BEGIN ENTRIES SUPPLIED

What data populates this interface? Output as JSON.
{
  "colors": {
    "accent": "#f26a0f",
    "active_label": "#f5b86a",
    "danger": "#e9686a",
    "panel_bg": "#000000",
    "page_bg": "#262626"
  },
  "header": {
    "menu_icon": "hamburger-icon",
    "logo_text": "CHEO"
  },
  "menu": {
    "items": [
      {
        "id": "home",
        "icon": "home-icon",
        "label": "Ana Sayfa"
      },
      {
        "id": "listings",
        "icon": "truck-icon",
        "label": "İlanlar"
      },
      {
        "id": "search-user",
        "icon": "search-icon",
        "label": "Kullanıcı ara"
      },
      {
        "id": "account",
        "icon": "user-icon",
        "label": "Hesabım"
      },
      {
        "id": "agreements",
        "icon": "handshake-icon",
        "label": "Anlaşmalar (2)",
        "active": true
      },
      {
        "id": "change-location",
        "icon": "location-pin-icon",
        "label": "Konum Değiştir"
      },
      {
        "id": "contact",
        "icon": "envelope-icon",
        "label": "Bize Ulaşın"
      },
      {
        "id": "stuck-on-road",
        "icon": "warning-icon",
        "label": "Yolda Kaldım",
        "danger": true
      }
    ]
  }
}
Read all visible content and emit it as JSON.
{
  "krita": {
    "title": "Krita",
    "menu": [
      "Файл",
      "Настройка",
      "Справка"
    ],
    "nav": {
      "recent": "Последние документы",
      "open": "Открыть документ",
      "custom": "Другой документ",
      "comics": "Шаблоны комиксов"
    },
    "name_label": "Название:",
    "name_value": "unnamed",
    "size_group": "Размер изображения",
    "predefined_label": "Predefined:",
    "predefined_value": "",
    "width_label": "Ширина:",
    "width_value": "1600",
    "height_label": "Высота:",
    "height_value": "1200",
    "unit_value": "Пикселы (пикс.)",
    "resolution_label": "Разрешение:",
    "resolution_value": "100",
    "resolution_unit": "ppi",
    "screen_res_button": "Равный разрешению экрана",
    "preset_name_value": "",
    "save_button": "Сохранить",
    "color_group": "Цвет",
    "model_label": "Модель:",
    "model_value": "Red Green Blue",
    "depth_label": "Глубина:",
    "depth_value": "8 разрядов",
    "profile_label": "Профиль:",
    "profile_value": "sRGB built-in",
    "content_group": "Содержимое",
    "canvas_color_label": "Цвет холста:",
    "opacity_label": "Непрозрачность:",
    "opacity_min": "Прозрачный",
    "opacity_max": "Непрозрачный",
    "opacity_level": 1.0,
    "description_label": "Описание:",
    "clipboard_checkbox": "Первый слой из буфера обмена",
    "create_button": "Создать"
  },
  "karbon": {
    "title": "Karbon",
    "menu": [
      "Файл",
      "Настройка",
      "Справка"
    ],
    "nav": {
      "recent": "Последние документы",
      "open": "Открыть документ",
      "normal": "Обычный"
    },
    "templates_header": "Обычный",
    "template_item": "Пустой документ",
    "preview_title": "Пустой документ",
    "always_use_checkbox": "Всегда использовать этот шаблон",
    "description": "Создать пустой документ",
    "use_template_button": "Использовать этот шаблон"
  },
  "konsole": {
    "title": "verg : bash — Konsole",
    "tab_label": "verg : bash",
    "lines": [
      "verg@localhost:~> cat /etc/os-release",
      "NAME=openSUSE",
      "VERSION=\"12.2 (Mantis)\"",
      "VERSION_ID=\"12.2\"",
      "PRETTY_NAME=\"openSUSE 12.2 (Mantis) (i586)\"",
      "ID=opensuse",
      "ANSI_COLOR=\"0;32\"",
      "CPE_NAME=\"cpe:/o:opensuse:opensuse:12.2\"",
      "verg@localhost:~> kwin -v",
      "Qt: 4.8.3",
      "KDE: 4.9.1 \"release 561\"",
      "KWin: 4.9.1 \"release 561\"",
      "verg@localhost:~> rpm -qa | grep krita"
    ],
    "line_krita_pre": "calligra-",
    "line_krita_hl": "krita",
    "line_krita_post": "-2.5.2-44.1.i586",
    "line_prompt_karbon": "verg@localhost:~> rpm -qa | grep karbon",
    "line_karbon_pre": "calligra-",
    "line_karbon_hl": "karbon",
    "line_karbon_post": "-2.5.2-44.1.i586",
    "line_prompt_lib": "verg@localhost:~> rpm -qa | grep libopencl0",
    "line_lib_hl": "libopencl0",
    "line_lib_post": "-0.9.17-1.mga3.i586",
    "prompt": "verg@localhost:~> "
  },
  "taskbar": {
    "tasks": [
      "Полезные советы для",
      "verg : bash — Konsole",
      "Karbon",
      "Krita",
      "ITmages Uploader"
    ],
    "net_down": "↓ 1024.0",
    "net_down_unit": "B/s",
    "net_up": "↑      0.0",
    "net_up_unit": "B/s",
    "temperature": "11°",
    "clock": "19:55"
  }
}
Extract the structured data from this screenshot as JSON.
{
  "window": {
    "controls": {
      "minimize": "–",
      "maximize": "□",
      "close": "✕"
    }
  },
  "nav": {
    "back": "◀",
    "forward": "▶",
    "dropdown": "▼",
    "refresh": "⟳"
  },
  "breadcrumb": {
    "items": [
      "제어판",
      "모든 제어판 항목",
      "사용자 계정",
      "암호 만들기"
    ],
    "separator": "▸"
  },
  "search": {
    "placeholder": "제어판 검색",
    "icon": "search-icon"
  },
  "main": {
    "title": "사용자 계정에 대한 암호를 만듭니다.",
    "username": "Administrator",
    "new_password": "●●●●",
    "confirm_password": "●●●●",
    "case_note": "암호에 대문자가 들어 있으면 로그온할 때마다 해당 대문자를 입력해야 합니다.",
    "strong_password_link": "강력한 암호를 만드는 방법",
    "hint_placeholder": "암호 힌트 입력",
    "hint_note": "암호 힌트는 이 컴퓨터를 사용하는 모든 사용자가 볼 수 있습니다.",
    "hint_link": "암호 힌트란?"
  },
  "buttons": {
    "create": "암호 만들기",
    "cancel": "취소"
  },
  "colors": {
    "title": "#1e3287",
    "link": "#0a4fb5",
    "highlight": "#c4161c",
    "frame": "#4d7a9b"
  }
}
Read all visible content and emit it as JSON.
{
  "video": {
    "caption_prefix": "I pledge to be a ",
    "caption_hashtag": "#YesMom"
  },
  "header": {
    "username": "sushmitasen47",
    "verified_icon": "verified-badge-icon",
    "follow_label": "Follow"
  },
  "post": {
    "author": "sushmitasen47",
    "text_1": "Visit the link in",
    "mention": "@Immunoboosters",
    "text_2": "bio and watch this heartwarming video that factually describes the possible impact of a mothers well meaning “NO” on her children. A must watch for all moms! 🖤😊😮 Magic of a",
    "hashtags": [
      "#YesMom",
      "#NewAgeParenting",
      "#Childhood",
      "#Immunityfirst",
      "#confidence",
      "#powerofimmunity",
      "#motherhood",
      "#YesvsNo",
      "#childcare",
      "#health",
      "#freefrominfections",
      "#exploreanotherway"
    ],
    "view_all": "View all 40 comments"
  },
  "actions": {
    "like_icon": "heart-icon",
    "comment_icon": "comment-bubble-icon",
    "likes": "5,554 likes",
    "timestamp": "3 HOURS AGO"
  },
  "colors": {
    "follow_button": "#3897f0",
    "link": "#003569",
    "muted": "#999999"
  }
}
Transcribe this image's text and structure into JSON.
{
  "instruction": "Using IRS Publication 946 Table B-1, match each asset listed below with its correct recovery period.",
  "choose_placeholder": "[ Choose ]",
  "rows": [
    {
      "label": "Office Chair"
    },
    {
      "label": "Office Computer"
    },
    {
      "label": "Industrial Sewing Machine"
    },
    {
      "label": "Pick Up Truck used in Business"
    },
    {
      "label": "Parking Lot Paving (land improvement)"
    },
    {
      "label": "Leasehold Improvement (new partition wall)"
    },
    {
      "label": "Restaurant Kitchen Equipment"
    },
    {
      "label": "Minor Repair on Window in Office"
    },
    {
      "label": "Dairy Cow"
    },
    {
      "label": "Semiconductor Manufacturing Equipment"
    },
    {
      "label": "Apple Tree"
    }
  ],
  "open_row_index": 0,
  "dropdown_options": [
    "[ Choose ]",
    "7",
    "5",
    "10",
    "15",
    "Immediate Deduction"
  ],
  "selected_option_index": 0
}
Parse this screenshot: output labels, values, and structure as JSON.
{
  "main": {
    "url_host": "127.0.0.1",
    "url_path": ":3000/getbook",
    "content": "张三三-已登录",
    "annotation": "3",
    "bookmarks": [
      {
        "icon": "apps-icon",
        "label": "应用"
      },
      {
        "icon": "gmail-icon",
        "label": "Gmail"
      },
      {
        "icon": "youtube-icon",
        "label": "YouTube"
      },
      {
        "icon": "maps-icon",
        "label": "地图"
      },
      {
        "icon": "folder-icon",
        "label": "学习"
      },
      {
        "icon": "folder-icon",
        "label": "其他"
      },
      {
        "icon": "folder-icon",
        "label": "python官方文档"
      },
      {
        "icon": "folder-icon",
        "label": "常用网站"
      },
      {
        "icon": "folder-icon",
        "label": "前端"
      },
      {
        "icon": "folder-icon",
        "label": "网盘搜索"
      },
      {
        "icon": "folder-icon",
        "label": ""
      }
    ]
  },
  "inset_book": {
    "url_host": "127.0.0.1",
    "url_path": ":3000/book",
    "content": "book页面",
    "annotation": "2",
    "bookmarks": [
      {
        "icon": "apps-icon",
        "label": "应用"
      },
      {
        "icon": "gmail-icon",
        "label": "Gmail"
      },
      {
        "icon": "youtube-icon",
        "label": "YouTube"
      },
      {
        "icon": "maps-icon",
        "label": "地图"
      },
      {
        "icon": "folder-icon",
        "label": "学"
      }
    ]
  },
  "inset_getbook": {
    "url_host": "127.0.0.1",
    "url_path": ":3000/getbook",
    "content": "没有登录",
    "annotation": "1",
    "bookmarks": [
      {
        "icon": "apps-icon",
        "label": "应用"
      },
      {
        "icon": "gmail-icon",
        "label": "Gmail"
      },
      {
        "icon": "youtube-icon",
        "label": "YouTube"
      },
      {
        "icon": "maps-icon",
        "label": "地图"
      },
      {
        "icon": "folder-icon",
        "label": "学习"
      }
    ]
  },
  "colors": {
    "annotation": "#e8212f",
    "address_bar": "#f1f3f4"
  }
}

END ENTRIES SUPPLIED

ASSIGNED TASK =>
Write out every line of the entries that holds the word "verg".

TASK RESULT =>
    "title": "verg : bash — Konsole",
    "tab_label": "verg : bash",
      "verg@localhost:~> cat /etc/os-release",
      "verg@localhost:~> kwin -v",
      "verg@localhost:~> rpm -qa | grep krita"
    "line_prompt_karbon": "verg@localhost:~> rpm -qa | grep karbon",
    "line_prompt_lib": "verg@localhost:~> rpm -qa | grep libopencl0",
    "prompt": "verg@localhost:~> "
      "verg : bash — Konsole",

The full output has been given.